Haley is correct that public debt recently crossed the threshold of 100% of the country’s GDP for the first time since World War II. But it’s worth noting that this milestone happened at the end of 2020 – the last full year of Donald Trump’s presidency.
In that year alone, the ratio fell from 79% to 100%, as the government spent heavily to fight the coronavirus and the resulting economic downturn.
Meanwhile, gross federal debt has been equal to or greater than 100% of GDP at the end of each year since 2012. Thus, the year-end level was already there for most of Barack Obama’s administration. and throughout Trump’s.
What is Biden’s responsibility?
A representative for Haley told PolitiFact that his statement simply pointed to a fact about the level of debt and claimed that Biden’s policies would worsen that percentage in the future.
But Haley’s use of the word “now” in conjunction with criticism of Biden’s policies gives the impression that she is holding Biden accountable for a debt milestone that was passed before he took office.
Under Biden’s watch, the public debt-to-GDP ratio actually fell slightly below 100%. At the end of the first quarter of 2021it amounted to 99.75% of GDP. It could fluctuate over the next few months as the post-pandemic economic recovery accelerates.
the The Congressional Budget Office has forecast that federal debt would drop below 100% of GDP between 2023 and 2025 before rising to 106% in 2031, in part due to the deferred spending provisions of the US bailout. This analysis assumes that all other tax and spending laws remain the same, so this ignores Biden’s plans to raise taxes to pay off some of his spending proposals and otherwise increase tax collections.
In general, it is too simplistic to blame, or credit, any president for changes in the federal debt.
Much of our current debt level is due to mandatory spending on Social Security and Medicare, which has increased due to the aging of the baby boom generation. These expenses were essentially made on autopilot.
For other types of spending, it takes both the President and Congress to enact legislation, and control of the White House and Congress has shifted between parties in recent years.
Trump’s tax cuts in 2017 drastically widened the government’s annual deficits, but did not significantly change the debt-to-GDP ratio, as the economy grew alongside government borrowing.
Biden has proposed substantial spending increases to stimulate the economy. The American Rescue Plan Act cost $ 1.9 trillion and, according to the Congress Budget Office, would increase deficits by $ 1.8 trillion between 2021 and 2031.
Other elements of Biden’s agenda would be offset by tax increases, largely on businesses and wealthier Americans. It’s not at all clear that any of Biden’s pending legislative proposals will ever pass, let alone at the levels he originally offered them. Its infrastructure proposal, for example, has already been scaled back during bipartisan negotiations.

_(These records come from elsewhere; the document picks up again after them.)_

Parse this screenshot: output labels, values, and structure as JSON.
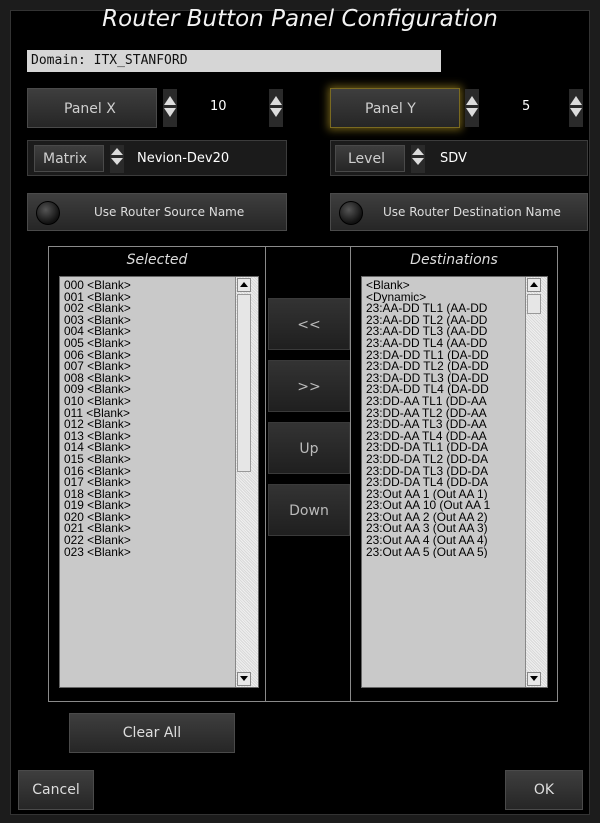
{
  "title": "Router Button Panel Configuration",
  "domain": "Domain: ITX_STANFORD",
  "panel_x": {
    "label": "Panel X",
    "value": "10"
  },
  "panel_y": {
    "label": "Panel Y",
    "value": "5"
  },
  "matrix": {
    "label": "Matrix",
    "value": "Nevion-Dev20"
  },
  "level": {
    "label": "Level",
    "value": "SDV"
  },
  "use_source_label": "Use Router Source Name",
  "use_dest_label": "Use Router Destination Name",
  "selected": {
    "header": "Selected",
    "items": [
      "000 <Blank>",
      "001 <Blank>",
      "002 <Blank>",
      "003 <Blank>",
      "004 <Blank>",
      "005 <Blank>",
      "006 <Blank>",
      "007 <Blank>",
      "008 <Blank>",
      "009 <Blank>",
      "010 <Blank>",
      "011 <Blank>",
      "012 <Blank>",
      "013 <Blank>",
      "014 <Blank>",
      "015 <Blank>",
      "016 <Blank>",
      "017 <Blank>",
      "018 <Blank>",
      "019 <Blank>",
      "020 <Blank>",
      "021 <Blank>",
      "022 <Blank>",
      "023 <Blank>"
    ]
  },
  "destinations": {
    "header": "Destinations",
    "items": [
      "<Blank>",
      "<Dynamic>",
      "23:AA-DD TL1 (AA-DD",
      "23:AA-DD TL2 (AA-DD",
      "23:AA-DD TL3 (AA-DD",
      "23:AA-DD TL4 (AA-DD",
      "23:DA-DD TL1 (DA-DD",
      "23:DA-DD TL2 (DA-DD",
      "23:DA-DD TL3 (DA-DD",
      "23:DA-DD TL4 (DA-DD",
      "23:DD-AA TL1 (DD-AA",
      "23:DD-AA TL2 (DD-AA",
      "23:DD-AA TL3 (DD-AA",
      "23:DD-AA TL4 (DD-AA",
      "23:DD-DA TL1 (DD-DA",
      "23:DD-DA TL2 (DD-DA",
      "23:DD-DA TL3 (DD-DA",
      "23:DD-DA TL4 (DD-DA",
      "23:Out AA 1 (Out AA 1)",
      "23:Out AA 10 (Out AA 1",
      "23:Out AA 2 (Out AA 2)",
      "23:Out AA 3 (Out AA 3)",
      "23:Out AA 4 (Out AA 4)",
      "23:Out AA 5 (Out AA 5)"
    ]
  },
  "buttons": {
    "add": "<<",
    "remove": ">>",
    "up": "Up",
    "down": "Down",
    "clear_all": "Clear All",
    "cancel": "Cancel",
    "ok": "OK"
  }
}
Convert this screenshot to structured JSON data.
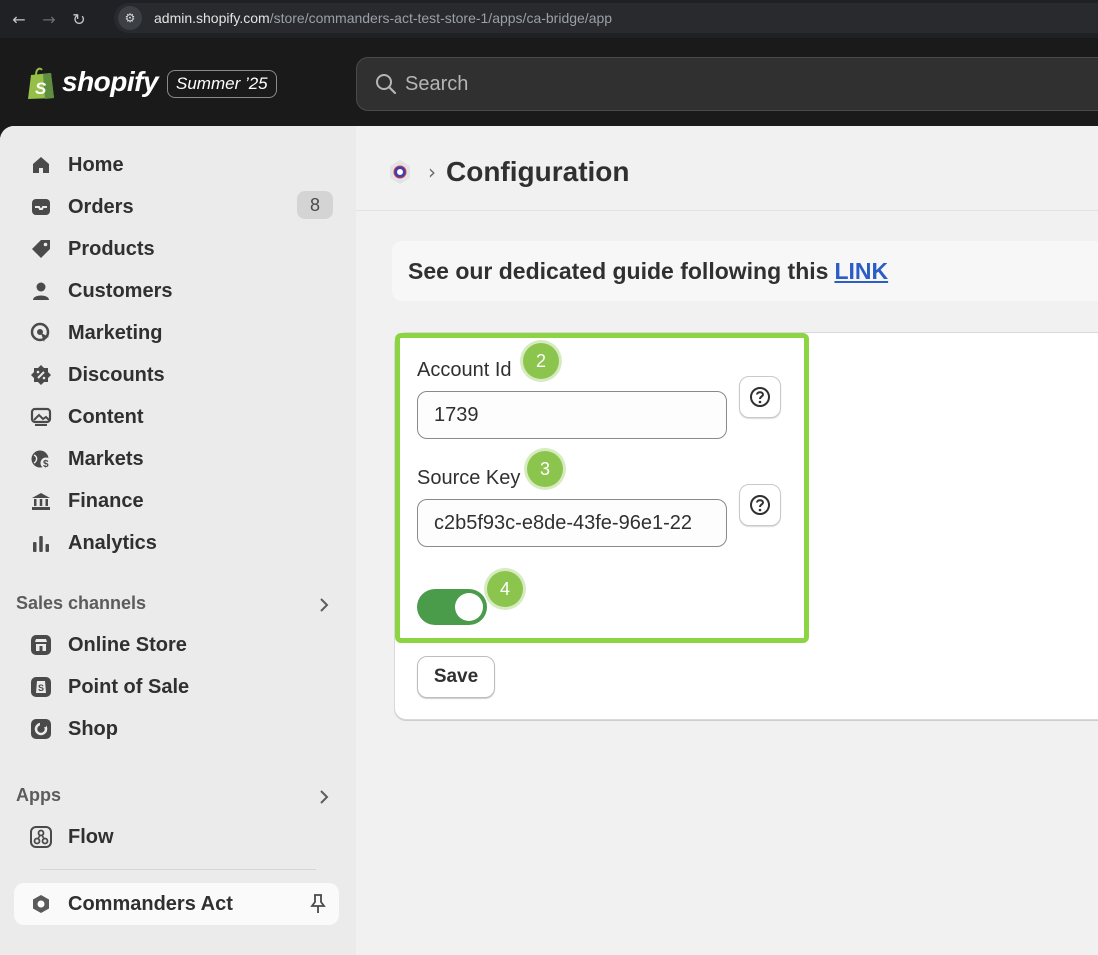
{
  "browser": {
    "url_host": "admin.shopify.com",
    "url_path": "/store/commanders-act-test-store-1/apps/ca-bridge/app"
  },
  "topbar": {
    "logo_text": "shopify",
    "edition_label": "Summer ’25",
    "search_placeholder": "Search"
  },
  "sidebar": {
    "items": [
      {
        "label": "Home",
        "icon": "home-icon"
      },
      {
        "label": "Orders",
        "icon": "orders-icon",
        "badge": "8"
      },
      {
        "label": "Products",
        "icon": "tag-icon"
      },
      {
        "label": "Customers",
        "icon": "person-icon"
      },
      {
        "label": "Marketing",
        "icon": "target-icon"
      },
      {
        "label": "Discounts",
        "icon": "discount-icon"
      },
      {
        "label": "Content",
        "icon": "image-icon"
      },
      {
        "label": "Markets",
        "icon": "globe-icon"
      },
      {
        "label": "Finance",
        "icon": "bank-icon"
      },
      {
        "label": "Analytics",
        "icon": "bar-chart-icon"
      }
    ],
    "sales_channels_header": "Sales channels",
    "sales_channels": [
      {
        "label": "Online Store",
        "icon": "store-icon"
      },
      {
        "label": "Point of Sale",
        "icon": "pos-icon"
      },
      {
        "label": "Shop",
        "icon": "shop-icon"
      }
    ],
    "apps_header": "Apps",
    "apps": [
      {
        "label": "Flow",
        "icon": "flow-icon"
      }
    ],
    "pinned_app": {
      "label": "Commanders Act",
      "icon": "commanders-act-icon"
    }
  },
  "main": {
    "page_title": "Configuration",
    "guide_text": "See our dedicated guide following this",
    "guide_link": "LINK",
    "account_id_label": "Account Id",
    "account_id_value": "1739",
    "source_key_label": "Source Key",
    "source_key_value": "c2b5f93c-e8de-43fe-96e1-22",
    "save_label": "Save",
    "toggle_on": true,
    "step_badges": [
      "2",
      "3",
      "4"
    ]
  },
  "colors": {
    "highlight": "#8cd442",
    "step_badge": "#8cc54e",
    "toggle_on": "#4a9c4a",
    "link": "#2c5cc5"
  }
}
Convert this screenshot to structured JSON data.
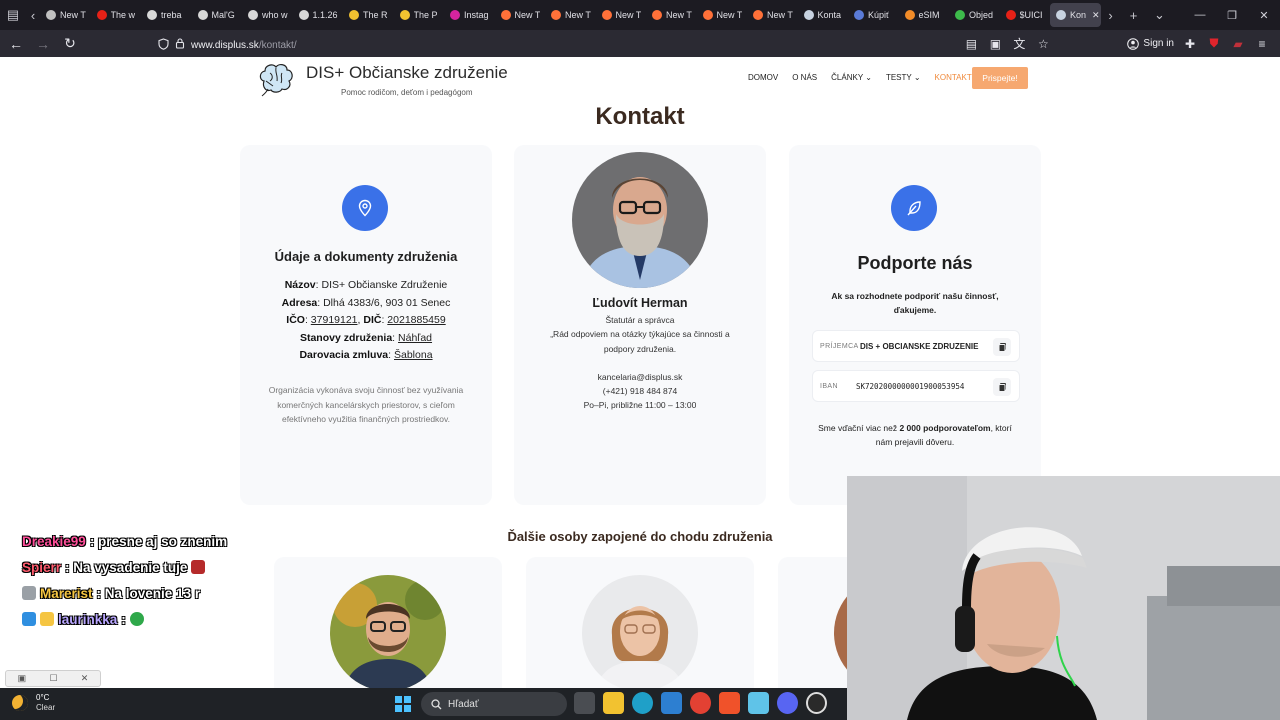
{
  "browser": {
    "tabs": [
      {
        "title": "New T",
        "color": "#c0c0c0"
      },
      {
        "title": "The w",
        "color": "#e62117"
      },
      {
        "title": "treba",
        "color": "#d8d8d8"
      },
      {
        "title": "Mal'G",
        "color": "#d8d8d8"
      },
      {
        "title": "who w",
        "color": "#d8d8d8"
      },
      {
        "title": "1.1.26",
        "color": "#d8d8d8"
      },
      {
        "title": "The R",
        "color": "#f2c230"
      },
      {
        "title": "The P",
        "color": "#f2c230"
      },
      {
        "title": "Instag",
        "color": "#d6249f"
      },
      {
        "title": "New T",
        "color": "#ff7139"
      },
      {
        "title": "New T",
        "color": "#ff7139"
      },
      {
        "title": "New T",
        "color": "#ff7139"
      },
      {
        "title": "New T",
        "color": "#ff7139"
      },
      {
        "title": "New T",
        "color": "#ff7139"
      },
      {
        "title": "New T",
        "color": "#ff7139"
      },
      {
        "title": "Konta",
        "color": "#c7d2e0"
      },
      {
        "title": "Kúpiť",
        "color": "#5a7bd8"
      },
      {
        "title": "eSIM",
        "color": "#f28c28"
      },
      {
        "title": "Objed",
        "color": "#3dbb4b"
      },
      {
        "title": "$UICI",
        "color": "#e62117"
      },
      {
        "title": "Kon",
        "color": "#c7d2e0"
      }
    ],
    "url_host": "www.displus.sk",
    "url_path": "/kontakt/",
    "sign_in": "Sign in"
  },
  "site": {
    "title": "DIS+ Občianske združenie",
    "tagline": "Pomoc rodičom, deťom i pedagógom",
    "menu": [
      "DOMOV",
      "O NÁS",
      "ČLÁNKY",
      "TESTY",
      "KONTAKT"
    ],
    "cta": "Prispejte!"
  },
  "page": {
    "heading": "Kontakt",
    "card1": {
      "title": "Údaje a dokumenty združenia",
      "name_label": "Názov",
      "name_value": ": DIS+ Občianske Združenie",
      "address_label": "Adresa",
      "address_value": ": Dlhá 4383/6, 903 01 Senec",
      "ico_label": "IČO",
      "ico_value": "37919121",
      "dic_label": "DIČ",
      "dic_value": "2021885459",
      "statutes_label": "Stanovy združenia",
      "statutes_link": "Náhľad",
      "donation_label": "Darovacia zmluva",
      "donation_link": "Šablona",
      "note": "Organizácia vykonáva svoju činnosť bez využívania komerčných kancelárskych priestorov, s cieľom efektívneho využitia finančných prostriedkov."
    },
    "card2": {
      "name": "Ľudovít Herman",
      "role": "Štatutár a správca",
      "quote_1": "„Rád odpoviem na otázky týkajúce sa činnosti a",
      "quote_2": "podpory združenia.",
      "email": "kancelaria@displus.sk",
      "phone": "(+421) 918 484 874",
      "hours": "Po–Pi, približne 11:00 – 13:00"
    },
    "card3": {
      "title": "Podporte nás",
      "intro_1": "Ak sa rozhodnete podporiť našu činnosť,",
      "intro_2": "ďakujeme.",
      "recipient_label": "PRÍJEMCA",
      "recipient_value": "DIS + OBCIANSKE ZDRUZENIE",
      "iban_label": "IBAN",
      "iban_value": "SK7202000000001900053954",
      "thanks_1a": "Sme vďační viac než ",
      "thanks_1b": "2 000 podporovateľom",
      "thanks_1c": ", ktorí",
      "thanks_2": "nám prejavili dôveru."
    },
    "others_heading": "Ďalšie osoby zapojené do chodu združenia"
  },
  "chat": [
    {
      "user": "Dreakie99",
      "message": ": presne aj so znenim",
      "color": "#ff4f9a"
    },
    {
      "user": "Spierr",
      "message": ": Na vysadenie tuje",
      "color": "#ff5b6e"
    },
    {
      "user": "Marerist",
      "message": ": Na lovenie 13 r",
      "color": "#f5c542"
    },
    {
      "user": "laurinkka",
      "message": ":",
      "color": "#b9a7ff"
    }
  ],
  "taskbar": {
    "temp": "0°C",
    "condition": "Clear",
    "search": "Hľadať"
  }
}
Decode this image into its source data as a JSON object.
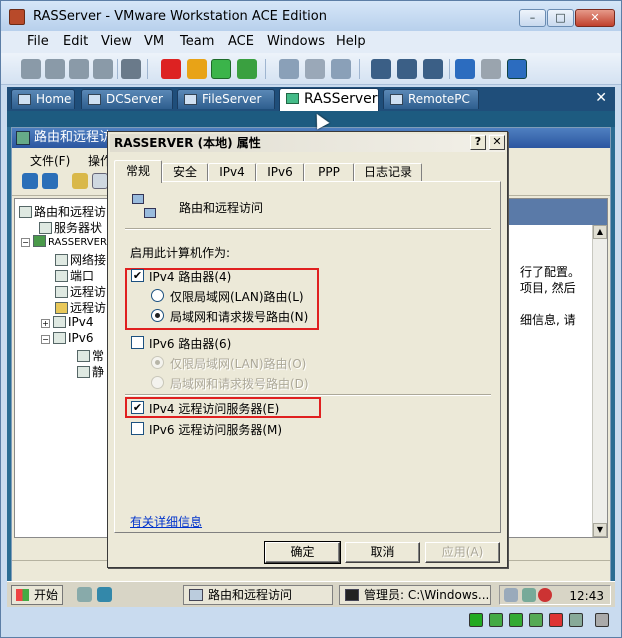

“Clearly, trillions of dollars have been decreed under Biden,” said Steve Ellis, president of Taxpayers for Common Sense. “But also, under Trump, Obama and George W. Bush. Whenever someone tries to attribute responsibility for the national debt to a politician, he has to take a few shortcuts with the truth.”
Haley said: “The national debt is now bigger than our economy. It hasn’t happened since WWII – and we are in peacetime. Joe Biden is digging a hole America can never fill. . “
In 2020, at the end of the Trump administration, public debt exceeded 100% of GDP for the first time since World War II. It’s been down since then.
A larger measure, gross federal debt, which includes funds loaned from one part of government to another, has exceeded 100% of GDP since 2012, long before Biden became president.
Changes in federal debt levels are driven largely by mandatory spending beyond the direct control of any president, and much of the rest was initiated by lawmakers and presidents on both sides. The debt-to-GDP ratio jumped in 2020 due to the federal response to the pandemic and the economic contraction.
We are evaluating the statement to be half true.